_Data shown:_
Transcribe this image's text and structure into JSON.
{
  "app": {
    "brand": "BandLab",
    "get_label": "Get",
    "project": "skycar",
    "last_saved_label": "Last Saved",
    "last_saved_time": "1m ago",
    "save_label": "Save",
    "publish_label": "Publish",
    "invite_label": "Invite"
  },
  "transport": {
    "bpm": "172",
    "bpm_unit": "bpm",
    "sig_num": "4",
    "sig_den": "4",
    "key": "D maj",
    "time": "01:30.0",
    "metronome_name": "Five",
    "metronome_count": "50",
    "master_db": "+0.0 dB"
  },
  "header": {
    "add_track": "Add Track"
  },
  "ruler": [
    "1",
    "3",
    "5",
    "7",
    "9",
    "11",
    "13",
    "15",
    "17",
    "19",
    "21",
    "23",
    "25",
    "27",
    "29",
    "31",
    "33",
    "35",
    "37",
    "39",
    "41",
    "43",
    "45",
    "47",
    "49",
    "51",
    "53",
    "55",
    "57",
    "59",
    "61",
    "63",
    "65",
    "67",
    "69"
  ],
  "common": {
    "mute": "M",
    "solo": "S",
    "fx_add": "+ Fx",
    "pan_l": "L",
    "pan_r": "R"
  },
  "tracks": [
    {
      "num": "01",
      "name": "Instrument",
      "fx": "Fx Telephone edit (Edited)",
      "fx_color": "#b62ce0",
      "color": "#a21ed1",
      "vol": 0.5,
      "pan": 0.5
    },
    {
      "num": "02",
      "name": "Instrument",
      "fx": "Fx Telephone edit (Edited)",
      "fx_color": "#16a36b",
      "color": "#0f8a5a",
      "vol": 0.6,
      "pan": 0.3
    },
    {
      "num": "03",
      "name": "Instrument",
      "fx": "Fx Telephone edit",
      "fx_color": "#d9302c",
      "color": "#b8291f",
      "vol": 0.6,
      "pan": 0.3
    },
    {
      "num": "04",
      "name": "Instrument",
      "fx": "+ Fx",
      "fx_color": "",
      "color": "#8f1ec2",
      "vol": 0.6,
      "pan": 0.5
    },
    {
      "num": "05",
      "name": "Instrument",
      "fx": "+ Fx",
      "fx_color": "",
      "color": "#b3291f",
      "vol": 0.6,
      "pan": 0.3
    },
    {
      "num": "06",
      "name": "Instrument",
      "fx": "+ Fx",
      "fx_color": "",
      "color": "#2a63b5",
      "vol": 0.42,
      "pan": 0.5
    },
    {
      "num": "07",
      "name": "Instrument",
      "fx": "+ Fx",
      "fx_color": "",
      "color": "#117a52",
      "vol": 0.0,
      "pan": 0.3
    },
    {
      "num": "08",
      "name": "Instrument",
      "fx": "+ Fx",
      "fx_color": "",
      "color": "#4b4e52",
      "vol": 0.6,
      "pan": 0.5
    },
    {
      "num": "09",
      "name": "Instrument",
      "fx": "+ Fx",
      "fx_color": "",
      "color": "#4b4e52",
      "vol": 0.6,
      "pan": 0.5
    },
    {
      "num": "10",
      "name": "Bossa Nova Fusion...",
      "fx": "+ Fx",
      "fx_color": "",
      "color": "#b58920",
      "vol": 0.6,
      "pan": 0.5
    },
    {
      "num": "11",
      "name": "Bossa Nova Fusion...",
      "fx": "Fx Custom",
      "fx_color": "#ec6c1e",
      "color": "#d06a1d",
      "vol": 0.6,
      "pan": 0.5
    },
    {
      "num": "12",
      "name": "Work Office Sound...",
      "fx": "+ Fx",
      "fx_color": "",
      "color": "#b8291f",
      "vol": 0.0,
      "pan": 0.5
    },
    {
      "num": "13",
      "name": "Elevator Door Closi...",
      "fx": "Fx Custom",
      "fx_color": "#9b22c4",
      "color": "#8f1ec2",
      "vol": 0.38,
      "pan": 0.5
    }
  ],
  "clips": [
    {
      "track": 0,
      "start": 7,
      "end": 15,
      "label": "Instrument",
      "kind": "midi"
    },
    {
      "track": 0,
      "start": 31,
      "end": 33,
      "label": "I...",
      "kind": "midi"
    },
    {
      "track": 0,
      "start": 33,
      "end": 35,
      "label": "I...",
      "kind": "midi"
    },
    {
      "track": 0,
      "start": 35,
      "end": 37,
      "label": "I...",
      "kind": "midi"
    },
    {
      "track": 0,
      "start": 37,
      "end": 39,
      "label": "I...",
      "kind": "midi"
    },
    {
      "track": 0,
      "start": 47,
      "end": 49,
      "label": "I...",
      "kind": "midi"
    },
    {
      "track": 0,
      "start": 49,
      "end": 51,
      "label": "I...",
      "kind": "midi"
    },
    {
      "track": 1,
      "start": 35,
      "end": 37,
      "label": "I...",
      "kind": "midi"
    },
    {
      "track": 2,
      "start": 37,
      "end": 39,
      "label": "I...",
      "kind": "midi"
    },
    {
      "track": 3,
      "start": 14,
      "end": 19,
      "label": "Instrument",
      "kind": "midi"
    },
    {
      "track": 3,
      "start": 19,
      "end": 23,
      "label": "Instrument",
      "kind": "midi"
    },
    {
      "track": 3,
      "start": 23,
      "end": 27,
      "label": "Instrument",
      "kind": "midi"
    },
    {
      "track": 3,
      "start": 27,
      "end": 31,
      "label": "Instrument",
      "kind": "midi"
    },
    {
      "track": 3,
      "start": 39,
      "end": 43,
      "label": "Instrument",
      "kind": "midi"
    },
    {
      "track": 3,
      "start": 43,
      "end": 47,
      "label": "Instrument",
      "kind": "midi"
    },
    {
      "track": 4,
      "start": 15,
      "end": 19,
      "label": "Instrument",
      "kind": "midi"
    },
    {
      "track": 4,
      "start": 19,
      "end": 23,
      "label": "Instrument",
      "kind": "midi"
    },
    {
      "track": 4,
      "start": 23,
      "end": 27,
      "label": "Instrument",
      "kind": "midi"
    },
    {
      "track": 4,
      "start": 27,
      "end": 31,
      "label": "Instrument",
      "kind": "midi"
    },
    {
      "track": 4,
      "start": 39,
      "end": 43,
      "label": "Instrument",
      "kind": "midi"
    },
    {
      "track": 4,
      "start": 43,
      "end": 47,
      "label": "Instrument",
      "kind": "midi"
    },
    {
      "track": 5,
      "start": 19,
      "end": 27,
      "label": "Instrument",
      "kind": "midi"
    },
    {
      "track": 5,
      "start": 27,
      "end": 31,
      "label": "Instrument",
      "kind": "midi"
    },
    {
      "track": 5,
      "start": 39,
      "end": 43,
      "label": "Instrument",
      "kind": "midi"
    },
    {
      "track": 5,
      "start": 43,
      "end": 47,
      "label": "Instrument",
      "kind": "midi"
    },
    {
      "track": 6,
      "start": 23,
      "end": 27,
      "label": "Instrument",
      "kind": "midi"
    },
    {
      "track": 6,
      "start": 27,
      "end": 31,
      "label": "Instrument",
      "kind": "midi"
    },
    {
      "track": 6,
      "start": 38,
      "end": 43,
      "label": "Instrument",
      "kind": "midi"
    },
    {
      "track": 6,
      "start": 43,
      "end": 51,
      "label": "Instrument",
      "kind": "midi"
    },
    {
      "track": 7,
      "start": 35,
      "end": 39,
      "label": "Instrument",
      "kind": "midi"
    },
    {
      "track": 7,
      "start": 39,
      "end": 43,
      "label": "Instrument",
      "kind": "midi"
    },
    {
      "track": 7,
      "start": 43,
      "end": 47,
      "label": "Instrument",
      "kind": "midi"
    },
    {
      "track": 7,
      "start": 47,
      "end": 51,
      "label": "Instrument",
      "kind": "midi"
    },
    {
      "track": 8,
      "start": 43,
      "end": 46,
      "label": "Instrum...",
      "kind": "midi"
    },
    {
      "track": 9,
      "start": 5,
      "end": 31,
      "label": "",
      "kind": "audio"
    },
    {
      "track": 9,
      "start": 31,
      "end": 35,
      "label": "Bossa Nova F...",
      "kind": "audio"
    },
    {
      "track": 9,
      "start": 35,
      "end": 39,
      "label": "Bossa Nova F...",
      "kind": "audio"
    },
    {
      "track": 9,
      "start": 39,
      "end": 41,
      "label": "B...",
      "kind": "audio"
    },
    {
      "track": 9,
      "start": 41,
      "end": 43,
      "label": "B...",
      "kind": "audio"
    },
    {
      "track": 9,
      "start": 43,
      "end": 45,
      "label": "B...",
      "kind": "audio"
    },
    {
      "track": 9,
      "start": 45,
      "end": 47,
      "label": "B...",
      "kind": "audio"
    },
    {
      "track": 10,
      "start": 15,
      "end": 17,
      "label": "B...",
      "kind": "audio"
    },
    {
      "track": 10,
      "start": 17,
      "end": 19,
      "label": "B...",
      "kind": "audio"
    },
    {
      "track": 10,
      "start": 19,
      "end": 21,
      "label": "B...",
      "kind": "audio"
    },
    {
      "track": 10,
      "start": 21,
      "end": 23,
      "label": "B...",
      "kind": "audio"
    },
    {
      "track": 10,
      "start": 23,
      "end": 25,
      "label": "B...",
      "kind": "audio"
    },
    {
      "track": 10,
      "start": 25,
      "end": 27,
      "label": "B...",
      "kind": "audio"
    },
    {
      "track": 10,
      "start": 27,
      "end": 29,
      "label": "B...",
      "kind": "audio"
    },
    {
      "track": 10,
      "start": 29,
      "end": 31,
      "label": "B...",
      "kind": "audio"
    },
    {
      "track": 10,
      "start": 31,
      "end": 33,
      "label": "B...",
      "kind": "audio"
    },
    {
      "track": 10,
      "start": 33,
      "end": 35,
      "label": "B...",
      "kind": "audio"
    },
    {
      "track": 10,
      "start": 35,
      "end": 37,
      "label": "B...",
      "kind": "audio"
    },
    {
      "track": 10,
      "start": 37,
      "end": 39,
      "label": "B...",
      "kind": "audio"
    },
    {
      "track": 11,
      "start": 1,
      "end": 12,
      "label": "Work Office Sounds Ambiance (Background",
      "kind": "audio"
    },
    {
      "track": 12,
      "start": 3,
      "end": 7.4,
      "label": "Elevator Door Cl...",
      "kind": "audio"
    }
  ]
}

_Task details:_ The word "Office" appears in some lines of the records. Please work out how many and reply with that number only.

_Response to this exercise:_ 2